{{{LDFLAGS="-Wl,-as-needed"

from: http://www.hanskalabs.net/ldflags-wl-asneeded/#more-106}}}


{{{removing unneeded lib on compilation:

> It spews several pages of dpkg-shlibdeps warnings during build -- what > about > trimming the libs somehow?

That's something I wanted to do, but I didn't find a good way to do that. I tried to replace ${shlibs:Depends} with only necessary library, but dpkg-shlibdeps still get the same warnings. I searched for a method with the new symbols system, but I found nothing about this (like a ${symbols:Depends} things).


Oh, no, you definitely don't want to touch that!

The idea is to get rid of extra/unneeded “-lfoo -lbar …” in the upstream Makefile, so as to link only against the libraries that are actually used.

Sometimes, just deleting an -lfoo would do. But more commonly, the build system doesn't allow you to use fine-grained library dependencies. That's where LDFLAGS=-Wl,--as-needed is your friend, since it tells the linker to forget about the unused libraries (resulting in less NEEDED entries, and happy dpkg-shlibdeps).

*BUT* that might break the resulting binaries, since (depending on various things, like build/link options), you may end up with undefined references, which result in runtime crashes.

To avoid that, you probably want to use another LDFLAG(S): -Wl,-z,defs, which explicitely forbids such undefined references.

Note that this might still break the build system, but that *is* a good thing. Usually, the problem is that the intermediate builds are broken, since the resolution of undefined references is (again, in some conditions) postponed to the final linking. By using this option, you explicitely forbid any single undefined reference (including in the intermediate targets), which means that you might sometimes have to modify the Makefiles to add some -lfoo or -lbar, or e.g. add TARGET_LINK_LIBRARIES() in cmake build systems.
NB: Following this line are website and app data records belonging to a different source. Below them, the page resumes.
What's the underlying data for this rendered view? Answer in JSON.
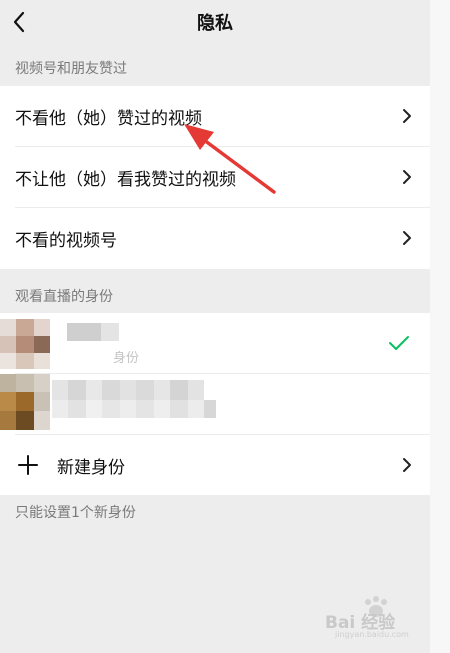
{
  "header": {
    "title": "隐私"
  },
  "sections": [
    {
      "label": "视频号和朋友赞过",
      "items": [
        {
          "label": "不看他（她）赞过的视频"
        },
        {
          "label": "不让他（她）看我赞过的视频"
        },
        {
          "label": "不看的视频号"
        }
      ]
    },
    {
      "label": "观看直播的身份",
      "identities": [
        {
          "name": "身份",
          "selected": true
        },
        {
          "name": ""
        }
      ],
      "new_identity": {
        "label": "新建身份"
      }
    }
  ],
  "footnote": "只能设置1个新身份",
  "watermark": {
    "brand": "Bai 经验",
    "sub": "jingyan.baidu.com"
  },
  "colors": {
    "check": "#07c160",
    "annotation_arrow": "#e53935"
  },
  "icons": {
    "back": "chevron-left",
    "chevron": "chevron-right",
    "check": "check",
    "plus": "plus"
  }
}
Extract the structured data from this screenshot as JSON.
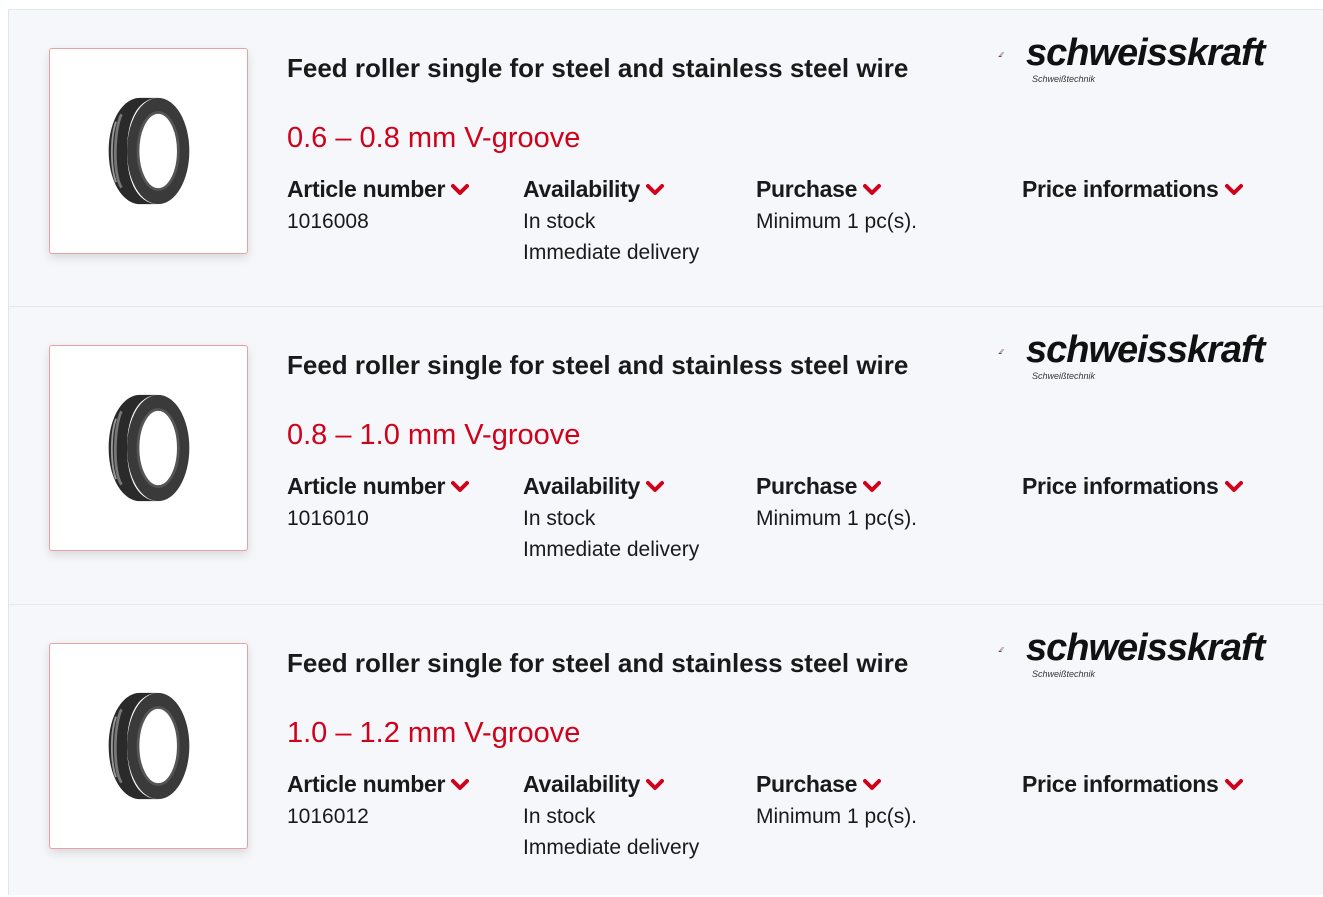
{
  "brand": {
    "name": "schweisskraft",
    "tagline": "Schweißtechnik"
  },
  "colors": {
    "accent": "#d0021b",
    "card_bg": "#f5f7fa"
  },
  "labels": {
    "article_number": "Article number",
    "availability": "Availability",
    "purchase": "Purchase",
    "price_info": "Price informations"
  },
  "products": [
    {
      "title": "Feed roller single for steel and stainless steel wire",
      "variant": "0.6 – 0.8 mm V-groove",
      "article_number": "1016008",
      "availability_status": "In stock",
      "availability_delivery": "Immediate delivery",
      "purchase": "Minimum 1 pc(s)."
    },
    {
      "title": "Feed roller single for steel and stainless steel wire",
      "variant": "0.8 – 1.0 mm V-groove",
      "article_number": "1016010",
      "availability_status": "In stock",
      "availability_delivery": "Immediate delivery",
      "purchase": "Minimum 1 pc(s)."
    },
    {
      "title": "Feed roller single for steel and stainless steel wire",
      "variant": "1.0 – 1.2 mm V-groove",
      "article_number": "1016012",
      "availability_status": "In stock",
      "availability_delivery": "Immediate delivery",
      "purchase": "Minimum 1 pc(s)."
    }
  ]
}
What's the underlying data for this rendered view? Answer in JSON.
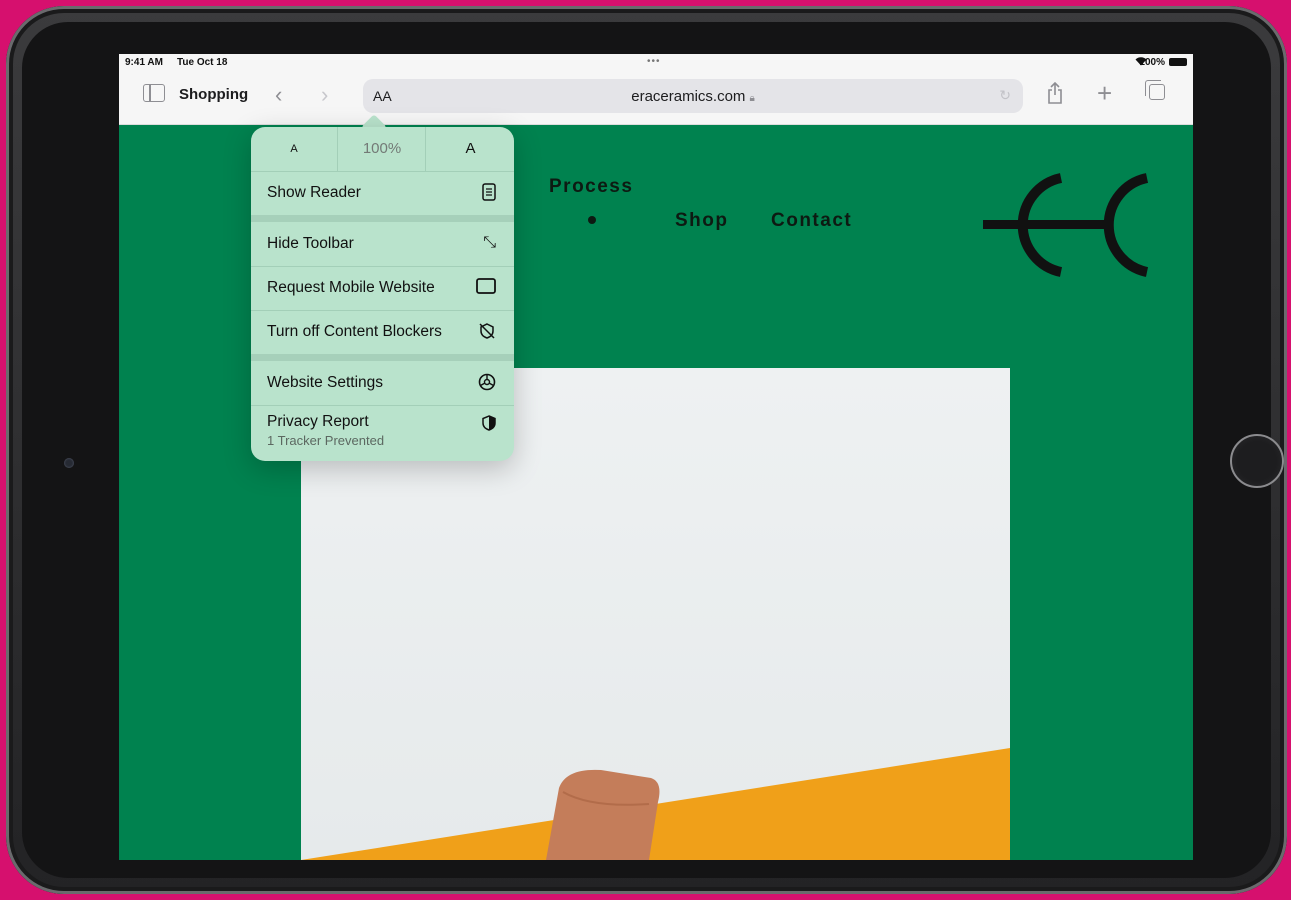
{
  "status_bar": {
    "time": "9:41 AM",
    "date": "Tue Oct 18",
    "battery": "100%"
  },
  "toolbar": {
    "tab_group": "Shopping",
    "text_size_button": "AA",
    "url": "eraceramics.com"
  },
  "site_nav": {
    "process": "Process",
    "shop": "Shop",
    "contact": "Contact"
  },
  "menu": {
    "zoom": {
      "smaller": "A",
      "level": "100%",
      "larger": "A"
    },
    "items": [
      {
        "label": "Show Reader",
        "icon": "reader-icon"
      },
      {
        "label": "Hide Toolbar",
        "icon": "expand-arrows-icon"
      },
      {
        "label": "Request Mobile Website",
        "icon": "mobile-device-icon"
      },
      {
        "label": "Turn off Content Blockers",
        "icon": "content-blocker-off-icon"
      },
      {
        "label": "Website Settings",
        "icon": "settings-gear-icon"
      },
      {
        "label": "Privacy Report",
        "sublabel": "1 Tracker Prevented",
        "icon": "privacy-shield-icon"
      }
    ]
  },
  "colors": {
    "page_background": "#00824f",
    "popover": "#b9e3cc",
    "backdrop": "#d6106e"
  }
}
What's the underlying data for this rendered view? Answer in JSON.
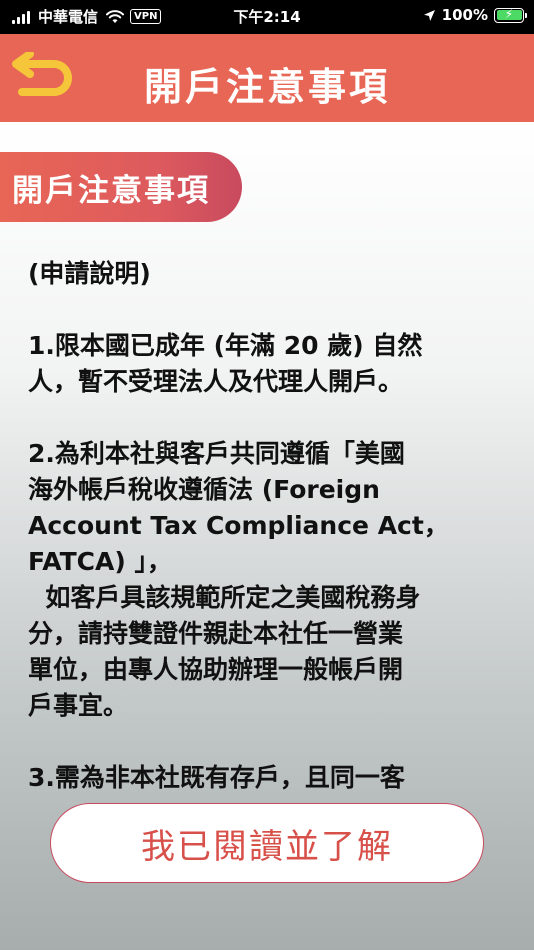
{
  "status_bar": {
    "carrier": "中華電信",
    "vpn": "VPN",
    "time": "下午2:14",
    "battery": "100%"
  },
  "nav": {
    "title": "開戶注意事項",
    "back_icon": "back-arrow-icon"
  },
  "section": {
    "tab_label": "開戶注意事項"
  },
  "notice": {
    "lines": [
      "(申請說明)",
      "",
      "1.限本國已成年 (年滿 20 歲) 自然",
      "人，暫不受理法人及代理人開戶。",
      "",
      "2.為利本社與客戶共同遵循「美國",
      "海外帳戶稅收遵循法 (Foreign",
      "Account Tax Compliance Act，",
      "FATCA) 」，",
      "  如客戶具該規範所定之美國稅務身",
      "分，請持雙證件親赴本社任一營業",
      "單位，由專人協助辦理一般帳戶開",
      "戶事宜。",
      "",
      "3.需為非本社既有存戶，且同一客"
    ]
  },
  "confirm_button": {
    "label": "我已閱讀並了解"
  },
  "colors": {
    "accent": "#e86655",
    "button_text": "#d8504a",
    "back_icon": "#f5c63a"
  }
}
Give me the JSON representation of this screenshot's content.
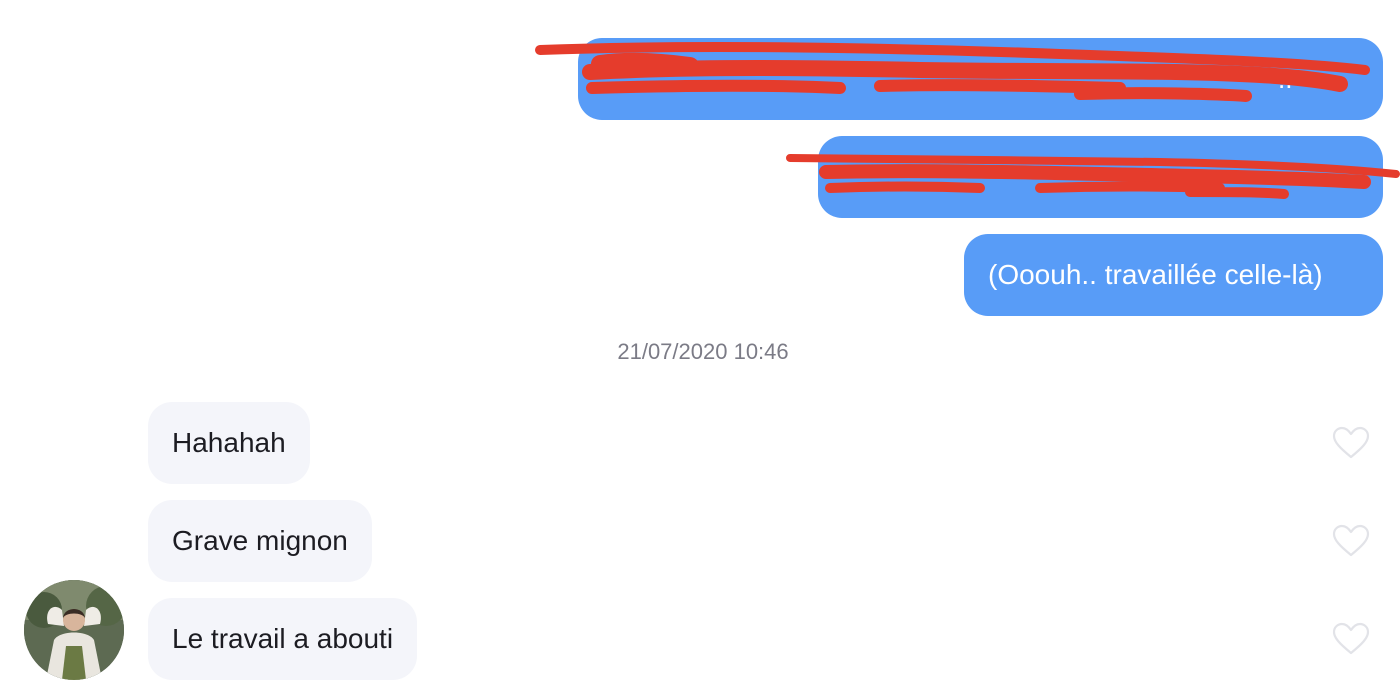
{
  "conversation": {
    "sent_messages": [
      {
        "text": "",
        "redacted": true
      },
      {
        "text": "",
        "redacted": true
      },
      {
        "text": "(Ooouh.. travaillée celle-là)",
        "redacted": false
      }
    ],
    "timestamp": "21/07/2020 10:46",
    "received_messages": [
      {
        "text": "Hahahah",
        "liked": false
      },
      {
        "text": "Grave mignon",
        "liked": false
      },
      {
        "text": "Le travail a abouti",
        "liked": false
      }
    ],
    "colors": {
      "sent_bubble": "#589cf7",
      "received_bubble": "#f4f5fa",
      "redaction_scribble": "#e53c2c",
      "timestamp_text": "#7b7b86",
      "like_icon_stroke": "#e2e3e8"
    },
    "icons": {
      "like": "heart-outline-icon",
      "avatar": "contact-avatar"
    }
  }
}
That's a bit of work, but you'll probably end up with less dependencies (expressed in less Depends:), which is obviously (installed size, testing migration, etc.) a good thing.


> Sometimes, just deleting an -lfoo would do. But more commonly, the > build system doesn't allow you to use fine-grained library > dependencies. That's where LDFLAGS=-Wl,--as-needed is your friend, > since it tells the linker to forget about the unused libraries > (resulting in less NEEDED entries, and happy dpkg-shlibdeps). > > *BUT* that might break the resulting binaries, since (depending on > various things, like build/link options), you may end up with > undefined references, which result in runtime crashes.

I can only stress that the *but* here can be a blocker. Not all packages can get away with:

> To avoid that, you probably want to use another LDFLAG(S): > -Wl,-z,defs, which explicitely forbids such undefined references.

> Note that this might still break the build system, but that *is* a > good thing.

(Agreed, but is probably easier to fix upstream than in Debian, YMMV).

The main culprit here is Gtk+ (and probably Qt for similar reasons) and I need to find an overall solution to the problem for Emdebian. The problem is identifying *which* reports from dpkg-shlibdeps actually matter in the grand scheme of things. If a package causes an extra dependency that is a problem, yes, but if that extra dependency is genuinely necessary for some other application which would almost inevitably be installed alongside the package in question, then no harm is done.

I'm looking at storing the output of dpkg-shlibdeps in some form of database so that I can cross reference which dependencies might be completely unnecessary for a given selection of packages. It'll take some time and will have to fit in with my other work so if anyone fancies helping out . . . .

(It'll probably give me a good reason to investigate mole too.)

> That's a bit of work, but you'll probably end up with less > dependencies (expressed in less Depends:), which is obviously > (installed size, testing migration, etc.) a good thing.

Agreed, it is a v.good thing. Not sure it is yet something we should be advising on mentors, that's all. It may well be harder than expected and the methods are not that user-friendly.}}}